> TASK STATEMENT: Down to the last line, output the records below exactly.

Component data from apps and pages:
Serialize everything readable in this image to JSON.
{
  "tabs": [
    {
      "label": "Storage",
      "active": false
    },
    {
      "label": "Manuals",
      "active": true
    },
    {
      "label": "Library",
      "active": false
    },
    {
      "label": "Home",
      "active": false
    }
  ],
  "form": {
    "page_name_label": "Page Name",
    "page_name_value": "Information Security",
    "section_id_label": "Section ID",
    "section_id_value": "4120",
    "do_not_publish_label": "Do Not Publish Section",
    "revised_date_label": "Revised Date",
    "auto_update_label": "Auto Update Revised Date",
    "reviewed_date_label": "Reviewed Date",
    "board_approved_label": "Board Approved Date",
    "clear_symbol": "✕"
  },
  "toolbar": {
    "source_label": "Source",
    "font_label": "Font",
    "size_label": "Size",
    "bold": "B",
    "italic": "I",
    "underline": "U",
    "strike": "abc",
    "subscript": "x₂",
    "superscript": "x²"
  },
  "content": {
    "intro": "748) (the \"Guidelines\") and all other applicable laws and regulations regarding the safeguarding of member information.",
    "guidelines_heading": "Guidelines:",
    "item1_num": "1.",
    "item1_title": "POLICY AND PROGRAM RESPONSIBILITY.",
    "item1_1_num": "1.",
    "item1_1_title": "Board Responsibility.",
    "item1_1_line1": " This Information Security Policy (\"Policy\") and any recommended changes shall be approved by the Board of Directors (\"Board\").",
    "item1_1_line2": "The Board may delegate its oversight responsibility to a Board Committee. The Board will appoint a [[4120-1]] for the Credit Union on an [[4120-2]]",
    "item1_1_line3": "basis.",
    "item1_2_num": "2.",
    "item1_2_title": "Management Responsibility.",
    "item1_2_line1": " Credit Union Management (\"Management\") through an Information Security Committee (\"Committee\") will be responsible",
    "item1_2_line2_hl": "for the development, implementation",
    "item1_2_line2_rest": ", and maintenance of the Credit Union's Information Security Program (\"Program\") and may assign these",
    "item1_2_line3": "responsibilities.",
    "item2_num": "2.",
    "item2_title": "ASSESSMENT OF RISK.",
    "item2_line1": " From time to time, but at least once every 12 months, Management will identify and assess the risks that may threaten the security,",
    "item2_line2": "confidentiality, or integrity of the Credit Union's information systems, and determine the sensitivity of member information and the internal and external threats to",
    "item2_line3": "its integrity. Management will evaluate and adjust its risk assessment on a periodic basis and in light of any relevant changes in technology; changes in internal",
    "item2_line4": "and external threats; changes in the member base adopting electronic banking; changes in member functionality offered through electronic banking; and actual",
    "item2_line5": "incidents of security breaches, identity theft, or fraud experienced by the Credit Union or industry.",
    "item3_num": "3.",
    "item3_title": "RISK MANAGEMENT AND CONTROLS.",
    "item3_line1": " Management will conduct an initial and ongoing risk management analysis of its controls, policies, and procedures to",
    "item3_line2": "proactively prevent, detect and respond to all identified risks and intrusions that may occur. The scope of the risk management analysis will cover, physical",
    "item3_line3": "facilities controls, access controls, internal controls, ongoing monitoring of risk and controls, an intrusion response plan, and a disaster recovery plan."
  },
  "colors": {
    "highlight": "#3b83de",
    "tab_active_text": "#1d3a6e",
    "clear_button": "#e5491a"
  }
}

> COMPLETED EXERCISE:
Serialize everything readable in this image to JSON.
{
  "tabs": [
    {
      "label": "Storage",
      "active": false
    },
    {
      "label": "Manuals",
      "active": true
    },
    {
      "label": "Library",
      "active": false
    },
    {
      "label": "Home",
      "active": false
    }
  ],
  "form": {
    "page_name_label": "Page Name",
    "page_name_value": "Information Security",
    "section_id_label": "Section ID",
    "section_id_value": "4120",
    "do_not_publish_label": "Do Not Publish Section",
    "revised_date_label": "Revised Date",
    "auto_update_label": "Auto Update Revised Date",
    "reviewed_date_label": "Reviewed Date",
    "board_approved_label": "Board Approved Date",
    "clear_symbol": "✕"
  },
  "toolbar": {
    "source_label": "Source",
    "font_label": "Font",
    "size_label": "Size",
    "bold": "B",
    "italic": "I",
    "underline": "U",
    "strike": "abc",
    "subscript": "x₂",
    "superscript": "x²"
  },
  "content": {
    "intro": "748) (the \"Guidelines\") and all other applicable laws and regulations regarding the safeguarding of member information.",
    "guidelines_heading": "Guidelines:",
    "item1_num": "1.",
    "item1_title": "POLICY AND PROGRAM RESPONSIBILITY.",
    "item1_1_num": "1.",
    "item1_1_title": "Board Responsibility.",
    "item1_1_line1": " This Information Security Policy (\"Policy\") and any recommended changes shall be approved by the Board of Directors (\"Board\").",
    "item1_1_line2": "The Board may delegate its oversight responsibility to a Board Committee. The Board will appoint a [[4120-1]] for the Credit Union on an [[4120-2]]",
    "item1_1_line3": "basis.",
    "item1_2_num": "2.",
    "item1_2_title": "Management Responsibility.",
    "item1_2_line1": " Credit Union Management (\"Management\") through an Information Security Committee (\"Committee\") will be responsible",
    "item1_2_line2_hl": "for the development, implementation",
    "item1_2_line2_rest": ", and maintenance of the Credit Union's Information Security Program (\"Program\") and may assign these",
    "item1_2_line3": "responsibilities.",
    "item2_num": "2.",
    "item2_title": "ASSESSMENT OF RISK.",
    "item2_line1": " From time to time, but at least once every 12 months, Management will identify and assess the risks that may threaten the security,",
    "item2_line2": "confidentiality, or integrity of the Credit Union's information systems, and determine the sensitivity of member information and the internal and external threats to",
    "item2_line3": "its integrity. Management will evaluate and adjust its risk assessment on a periodic basis and in light of any relevant changes in technology; changes in internal",
    "item2_line4": "and external threats; changes in the member base adopting electronic banking; changes in member functionality offered through electronic banking; and actual",
    "item2_line5": "incidents of security breaches, identity theft, or fraud experienced by the Credit Union or industry.",
    "item3_num": "3.",
    "item3_title": "RISK MANAGEMENT AND CONTROLS.",
    "item3_line1": " Management will conduct an initial and ongoing risk management analysis of its controls, policies, and procedures to",
    "item3_line2": "proactively prevent, detect and respond to all identified risks and intrusions that may occur. The scope of the risk management analysis will cover, physical",
    "item3_line3": "facilities controls, access controls, internal controls, ongoing monitoring of risk and controls, an intrusion response plan, and a disaster recovery plan."
  },
  "colors": {
    "highlight": "#3b83de",
    "tab_active_text": "#1d3a6e",
    "clear_button": "#e5491a"
  }
}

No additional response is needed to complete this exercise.